collects stories and ideas from John Kelly

Open-Source groupware

Something that’s come up quite a bit in work recently has been the idea that we need groupware. What we specifically need is:

  1. shared address book
  2. shared calendar
  3. shared mail directories

The third of these, we’ve managed to hack together using courier-imap. Unfortunately for us, most of our users are very reluctant to move away from POP3, so they’re largely unaware of the availability of this really cool technology.

The second of these, we’ve… well… sort of managed to hack together. Using Outlook 2000/XP/2003’s Free-Busy publishing tool, our users publish to a shared folder which they can all read from. I even wrote a nifty little hack for our ‘resources’ (meeting room, projector, etc.). But one of the limitations of the free-busy information is that it doesn’t list the reason for being busy. It wil just say “John is busy from 10am until 11pm tomorrow”, not “John is in a meeting with Jane and Bob from 10am until 11pm in Meeting Room 1”. So again, this gets underused.

Playing about with Mozilla’s Calendar, we have a tool that does what we want, and allows us to share calendars amongst a team. And it does it all using open standards, so we can get in there and hack around it, if we want. Unfortunately, Sunbird (the codename for the calendar software) is still at a very early stage (0.0.2?), and is barely-usable. Definitely not usable within a production environment.

Shared address books? Nightmare. We have a company-wide address book, with all our email addresses in LDAP (one of these days I’ll get around to integrating this with Sendmail, I promise). But we can’t add to this remotely. Perhaps we can, and I just haven’t figured out how yet. Either way, we need something better.

Yesterday, a crazy thought entered my head.
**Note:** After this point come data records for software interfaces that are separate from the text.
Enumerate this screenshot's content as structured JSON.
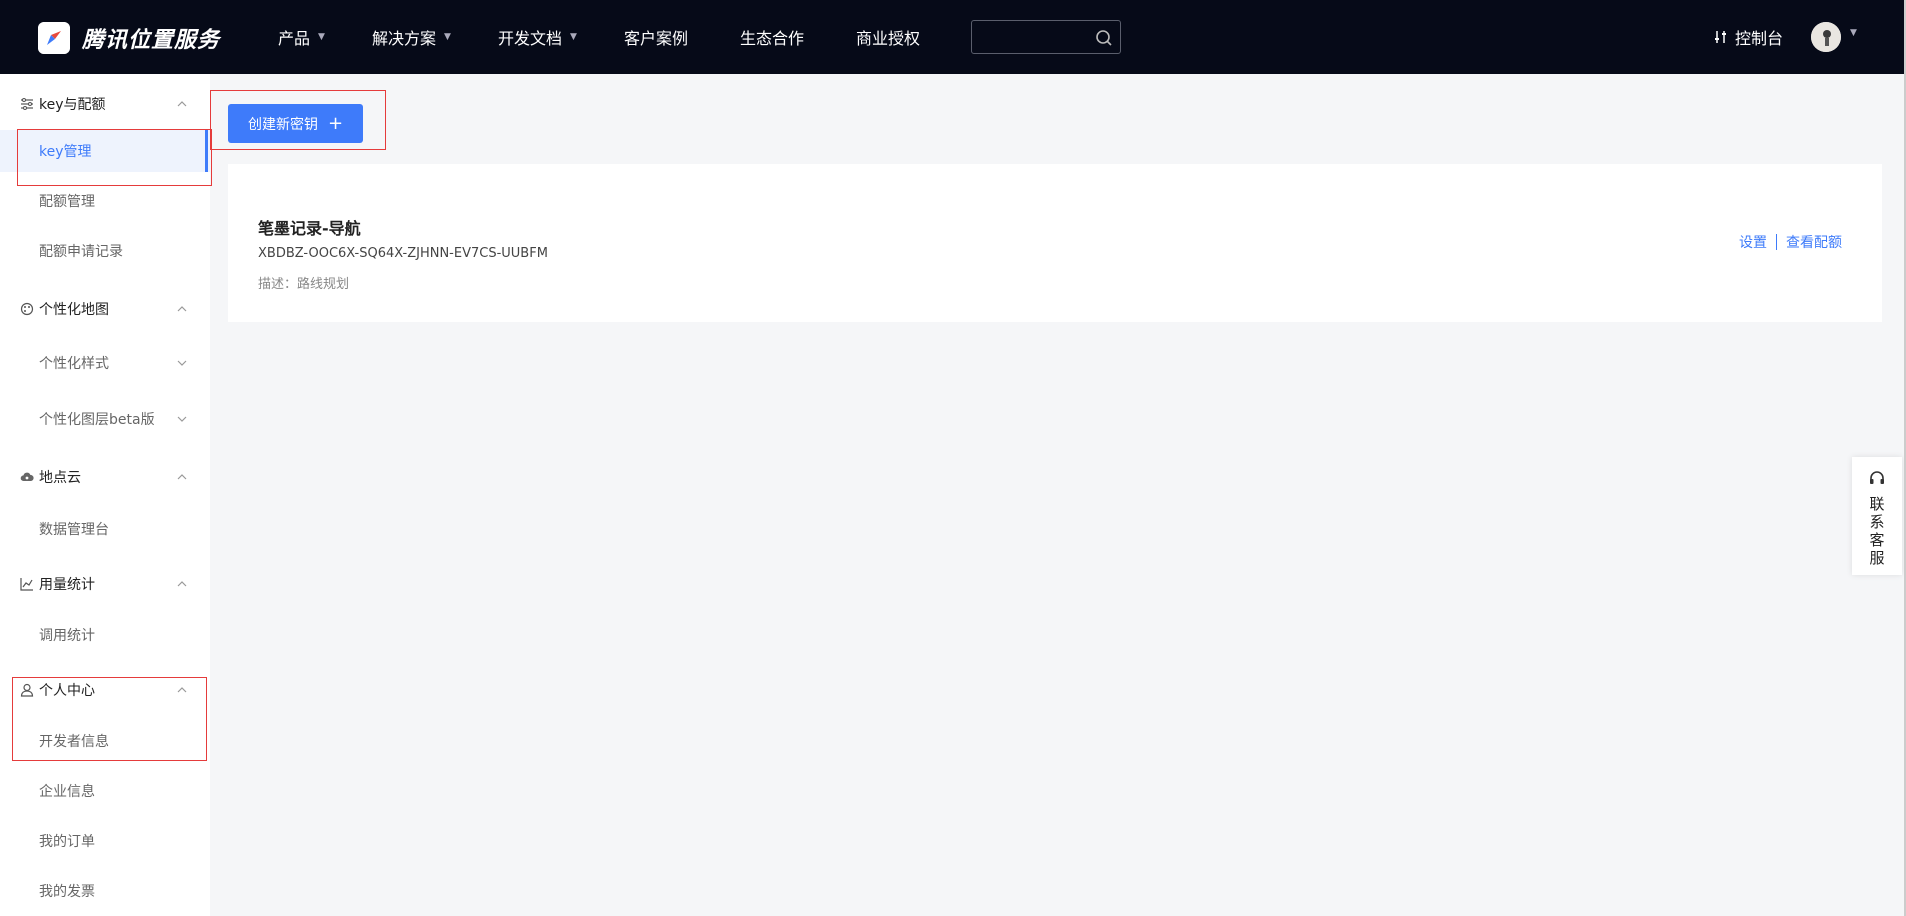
{
  "header": {
    "brand": "腾讯位置服务",
    "nav": [
      {
        "label": "产品",
        "has_caret": true
      },
      {
        "label": "解决方案",
        "has_caret": true
      },
      {
        "label": "开发文档",
        "has_caret": true
      },
      {
        "label": "客户案例",
        "has_caret": false
      },
      {
        "label": "生态合作",
        "has_caret": false
      },
      {
        "label": "商业授权",
        "has_caret": false
      }
    ],
    "search": {
      "placeholder": "",
      "icon": "search-icon"
    },
    "console_label": "控制台",
    "console_icon": "sliders-icon",
    "avatar_icon": "avatar"
  },
  "sidebar": {
    "sections": [
      {
        "label": "key与配额",
        "icon": "list-settings-icon",
        "items": [
          "key管理",
          "配额管理",
          "配额申请记录"
        ],
        "active_item": "key管理"
      },
      {
        "label": "个性化地图",
        "icon": "palette-icon",
        "items": [
          "个性化样式",
          "个性化图层beta版"
        ]
      },
      {
        "label": "地点云",
        "icon": "cloud-icon",
        "items": [
          "数据管理台"
        ]
      },
      {
        "label": "用量统计",
        "icon": "chart-line-icon",
        "items": [
          "调用统计"
        ]
      },
      {
        "label": "个人中心",
        "icon": "user-icon",
        "items": [
          "开发者信息",
          "企业信息",
          "我的订单",
          "我的发票"
        ]
      }
    ]
  },
  "main": {
    "create_button_label": "创建新密钥",
    "key_card": {
      "name": "笔墨记录-导航",
      "key": "XBDBZ-OOC6X-SQ64X-ZJHNN-EV7CS-UUBFM",
      "description": "描述：路线规划",
      "actions": [
        "设置",
        "查看配额"
      ]
    }
  },
  "contact": {
    "label": "联系客服",
    "icon": "headset-icon"
  },
  "colors": {
    "topbar": "#060a18",
    "accent": "#3e7bfa",
    "highlight_box": "#e53b3b"
  }
}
Bear with me, because it sounds a little ‘out there’. Would it be possible to remove Outlook completely, and have everyone work through a ‘thin-client’ (read: browser-based) solution? We already provide a much-loved web interface to mail (using the horde application framework), so would it be possible to extend this some more? Horde offer a module that lets people browse CVS, which I’m sure will appeal to developers. It also allows them to set up filtering rules and vacation notices and, and, and…

Well, this is useless. Of course I can see the advantages of it. I’m already sold on it. Based on their reluctance to give up POP3, I’m worried about how reluctant they’d be to give up their Outlook. People get remarkably attached to their email.